Which lines in the listing below contain "location"? Copy each of them.
******
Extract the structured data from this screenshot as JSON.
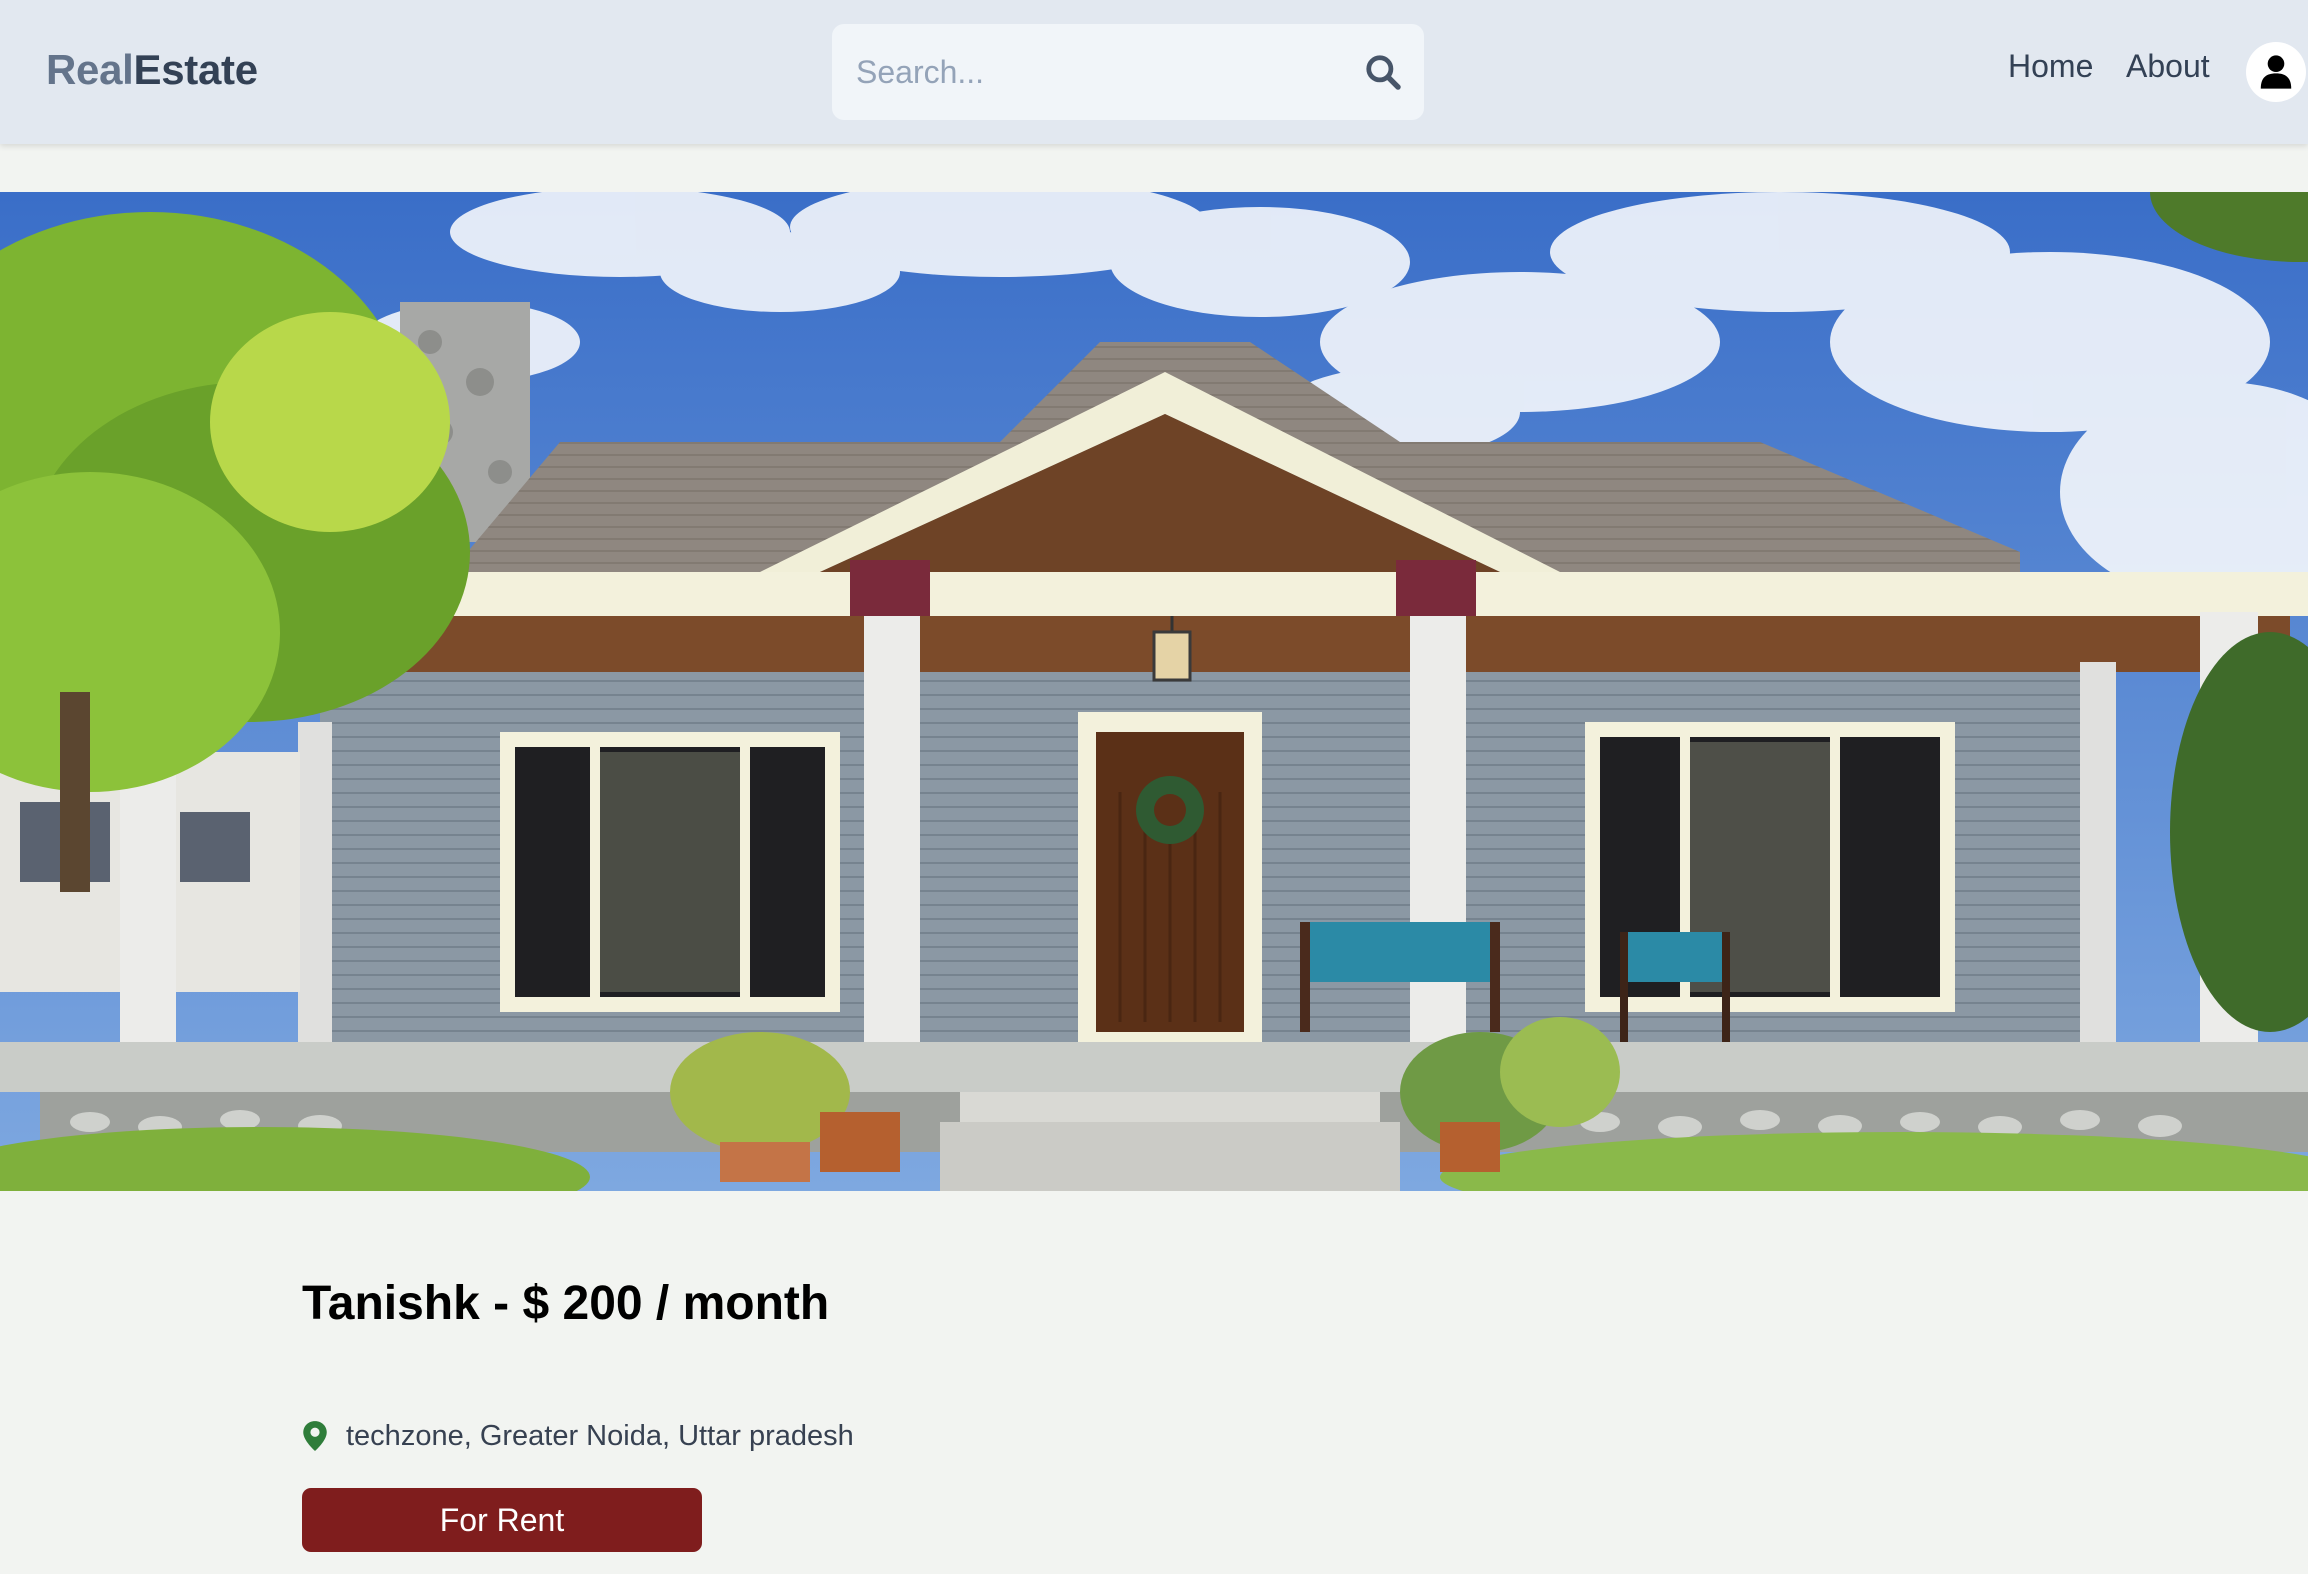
{
  "header": {
    "logo_part1": "Real",
    "logo_part2": "Estate",
    "search_placeholder": "Search...",
    "nav_home": "Home",
    "nav_about": "About"
  },
  "listing": {
    "title": "Tanishk - $ 200 / month",
    "location": "techzone, Greater Noida, Uttar pradesh",
    "type_badge": "For Rent"
  },
  "icons": {
    "search": "search-icon",
    "profile": "user-icon",
    "location": "map-pin-icon"
  },
  "colors": {
    "header_bg": "#e2e8f0",
    "page_bg": "#f2f4f1",
    "badge_bg": "#7f1d1d",
    "pin": "#2f7d3a"
  }
}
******
# Reply
    "location": "techzone, Greater Noida, Uttar pradesh",
    "location": "map-pin-icon"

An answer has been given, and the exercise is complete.